    In Ulleppa and Ors. v Smt. Gangabai[7], Gangabai was wife of late Siddanna Kamballi, claiming to be the mother of the petitioners and claiming for maintenance from the petitioners under section 125 of The Criminal Procedure Code. According to the petitioners, respondent is not their mother, she is only a step mother and that therefore she is not entitled for any maintenance. The stepmother namely the widow had two sons who are no more. Her daughter is married and living separately with her husband. It was held that the respondent is a widow and her daughter is not in a position to support and maintain her. She is a helpless stepmother the court held that petitioners of fairly well settled and can afford to pay a sum of Rs. 400 per month to the respondent.

    CONCLUSION

    Thus, it can be rightly said that a stepmother is entitled to maintenance from her stepson during her old age or infirmity. This is indeed a humanitarian provision. Although she did not give birth to the son or daughter from whom she may receive maintenance, yet she is given the right so that she may not be unprovided for. She has social relationship with the step child as she is a member of the same family. Explanation to Section 20 expressly makes her a parent.

    Section 125 of the Criminal Procedure Code makes provision for a swift remedy for recovery of maintenance. Stepmother is not included within the definition of mother there. In Kirtikant D. Vadodaria v State of Gujarat, held that it would not be justified to exclude personal law all together from consideration in matters of maintenance under Section 125, CrPC.

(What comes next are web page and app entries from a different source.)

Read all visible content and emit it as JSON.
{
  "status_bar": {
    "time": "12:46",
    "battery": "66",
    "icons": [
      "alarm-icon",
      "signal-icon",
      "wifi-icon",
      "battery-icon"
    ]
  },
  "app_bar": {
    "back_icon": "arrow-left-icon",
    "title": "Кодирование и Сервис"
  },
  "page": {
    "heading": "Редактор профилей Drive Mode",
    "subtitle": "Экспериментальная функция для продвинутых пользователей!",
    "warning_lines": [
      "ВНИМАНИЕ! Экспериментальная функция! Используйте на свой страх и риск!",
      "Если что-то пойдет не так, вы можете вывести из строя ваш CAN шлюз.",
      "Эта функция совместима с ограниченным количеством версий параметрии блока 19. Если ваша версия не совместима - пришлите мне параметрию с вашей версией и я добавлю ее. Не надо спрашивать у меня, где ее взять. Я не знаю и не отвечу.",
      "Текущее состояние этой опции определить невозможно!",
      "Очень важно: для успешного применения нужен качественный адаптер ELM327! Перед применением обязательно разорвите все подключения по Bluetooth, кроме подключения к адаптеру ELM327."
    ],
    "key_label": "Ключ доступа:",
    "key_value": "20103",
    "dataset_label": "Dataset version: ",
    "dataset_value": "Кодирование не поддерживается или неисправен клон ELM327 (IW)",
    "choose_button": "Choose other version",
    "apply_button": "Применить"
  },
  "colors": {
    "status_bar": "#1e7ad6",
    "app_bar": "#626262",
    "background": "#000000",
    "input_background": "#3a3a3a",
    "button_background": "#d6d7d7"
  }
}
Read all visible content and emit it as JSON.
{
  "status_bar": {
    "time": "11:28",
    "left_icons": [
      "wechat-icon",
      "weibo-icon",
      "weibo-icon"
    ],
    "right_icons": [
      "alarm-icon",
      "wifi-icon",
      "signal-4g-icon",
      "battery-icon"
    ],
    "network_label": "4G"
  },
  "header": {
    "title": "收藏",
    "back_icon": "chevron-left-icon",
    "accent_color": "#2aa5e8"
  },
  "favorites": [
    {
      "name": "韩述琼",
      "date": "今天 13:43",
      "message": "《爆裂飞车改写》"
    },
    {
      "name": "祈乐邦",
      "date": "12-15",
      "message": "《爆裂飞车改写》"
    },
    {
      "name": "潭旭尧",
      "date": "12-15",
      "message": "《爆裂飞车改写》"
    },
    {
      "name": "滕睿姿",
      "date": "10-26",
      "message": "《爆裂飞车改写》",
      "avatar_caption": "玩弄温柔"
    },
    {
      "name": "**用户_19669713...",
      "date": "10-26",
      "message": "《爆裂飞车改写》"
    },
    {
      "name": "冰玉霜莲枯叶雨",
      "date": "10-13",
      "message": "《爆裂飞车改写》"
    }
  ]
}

    [1] (1996) 4 SCC 479

    [2] R.C. Nagpal, Modern Hindu Law, p. 536, (2nd ed., 2008)

    [3] Section 20 of the Hindu Adoption and Maintenance Act, 1956

    [4] (1996) 4 SCC 479

    [5] 2012 Cri LJ 1489 (Bom)

    [6] (2008) 151 PLR 539

    [7] 2003 Cri LJ 2566 (Kant)